Fill kibble bowl for cats.
Bump thermostat in winter zendo.
Rekindle fire in Wohnkuche woodstove.
Even the Buddha himself, with his great store of accumulated virtue, could not avoid death. When he reached old age, he relinquished his body and let go of its heavy burden. Now you too must learn to be satisfied with the many years you have already depended on your body. You should feel that it's enough.
You can compare it to household utensils that you've had for a long time—your cups, saucers, plates, and so on. When you first

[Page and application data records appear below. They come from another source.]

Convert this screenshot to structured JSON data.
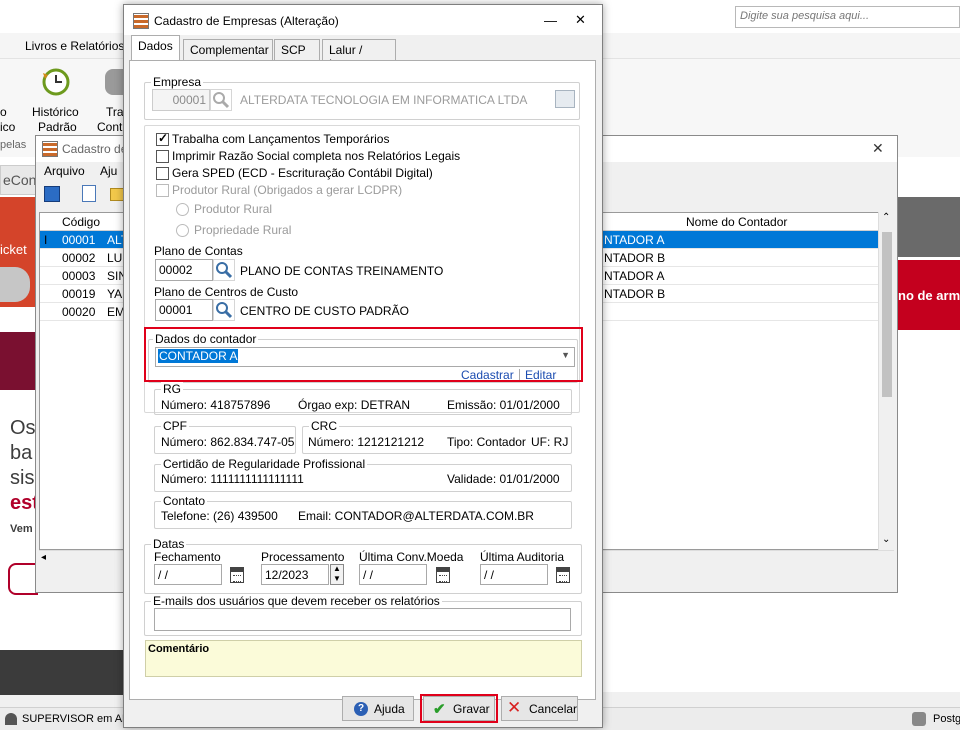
{
  "background": {
    "search_placeholder": "Digite sua pesquisa aqui...",
    "menu_item": "Livros e Relatórios",
    "ribbon_historico": [
      "Histórico",
      "Padrão"
    ],
    "ribbon_partial_left": [
      "o",
      "ico"
    ],
    "ribbon_partial_tra": [
      "Tra",
      "Cont"
    ],
    "ribbon_group_partial": "pelas",
    "panel_tab_partial": "eCont",
    "ticket_partial": "icket",
    "promo_lines": [
      "Os",
      "ba",
      "sis",
      "est",
      "Vem"
    ],
    "right_banner_partial": "no de arm",
    "status_user": "SUPERVISOR em ALTI",
    "status_db": "Postg"
  },
  "window2": {
    "title": "Cadastro de",
    "menu": [
      "Arquivo",
      "Aju"
    ],
    "col_codigo": "Código",
    "col_contador": "Nome do Contador",
    "rows": [
      {
        "codigo": "00001",
        "nome": "ALT",
        "contador": "NTADOR A"
      },
      {
        "codigo": "00002",
        "nome": "LU",
        "contador": "NTADOR B"
      },
      {
        "codigo": "00003",
        "nome": "SIN",
        "contador": "NTADOR A"
      },
      {
        "codigo": "00019",
        "nome": "YA",
        "contador": "NTADOR B"
      },
      {
        "codigo": "00020",
        "nome": "EM",
        "contador": ""
      }
    ]
  },
  "dialog": {
    "title": "Cadastro de Empresas (Alteração)",
    "tabs": [
      "Dados",
      "Complementar",
      "SCP",
      "Lalur / Lacs"
    ],
    "empresa": {
      "group": "Empresa",
      "code": "00001",
      "name": "ALTERDATA TECNOLOGIA EM INFORMATICA LTDA"
    },
    "options": {
      "trabalha": "Trabalha com Lançamentos Temporários",
      "imprimir": "Imprimir Razão Social completa nos Relatórios Legais",
      "sped": "Gera SPED (ECD - Escrituração Contábil Digital)",
      "produtor": "Produtor Rural  (Obrigados a gerar LCDPR)",
      "radio_produtor": "Produtor Rural",
      "radio_propriedade": "Propriedade Rural"
    },
    "plano_contas": {
      "label": "Plano de Contas",
      "code": "00002",
      "name": "PLANO DE CONTAS TREINAMENTO"
    },
    "plano_custos": {
      "label": "Plano de Centros de Custo",
      "code": "00001",
      "name": "CENTRO DE CUSTO PADRÃO"
    },
    "contador": {
      "group": "Dados do contador",
      "selected": "CONTADOR A",
      "cadastrar": "Cadastrar",
      "editar": "Editar"
    },
    "rg": {
      "group": "RG",
      "numero": "Número: 418757896",
      "orgao": "Órgao exp: DETRAN",
      "emissao": "Emissão: 01/01/2000"
    },
    "cpf": {
      "group": "CPF",
      "numero": "Número: 862.834.747-05"
    },
    "crc": {
      "group": "CRC",
      "numero": "Número: 1212121212",
      "tipo": "Tipo: Contador",
      "uf": "UF: RJ"
    },
    "certidao": {
      "group": "Certidão de Regularidade Profissional",
      "numero": "Número: 1111111111111111",
      "validade": "Validade: 01/01/2000"
    },
    "contato": {
      "group": "Contato",
      "telefone": "Telefone: (26) 439500",
      "email": "Email: CONTADOR@ALTERDATA.COM.BR"
    },
    "datas": {
      "group": "Datas",
      "fechamento": "Fechamento",
      "fechamento_val": " / /",
      "processamento": "Processamento",
      "processamento_val": "12/2023",
      "conv_moeda": "Última Conv.Moeda",
      "conv_moeda_val": " / /",
      "auditoria": "Última Auditoria",
      "auditoria_val": " / /"
    },
    "emails_label": "E-mails dos usuários que devem receber os relatórios",
    "comentario": "Comentário",
    "buttons": {
      "ajuda": "Ajuda",
      "gravar": "Gravar",
      "cancelar": "Cancelar"
    }
  },
  "colors": {
    "selection": "#0078d7",
    "highlight_box": "#e0001a",
    "comment_bg": "#fbfbd9",
    "link": "#1a4bb0"
  }
}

had them they were clean and shining, but now after using them for so long, they're starting to wear out. Some are already broken, some have disappeared, and those left are deteriorating: they have no stable form, and it's their nature to be like that. Your body is the same way. It has been continually changing right from the day you were born, through childhood and youth, until now it has reached old age. You must accept that. The Buddha said that all conditions ( ), whether they are internal conditions, bodily conditions, or external conditions, are not-self—their nature is to change. Contemplate this truth until you see it clearly.
(--from, Our Real Home, by Ajahn Chah Subatto, Tricycle, Fall 1997)my not-wanting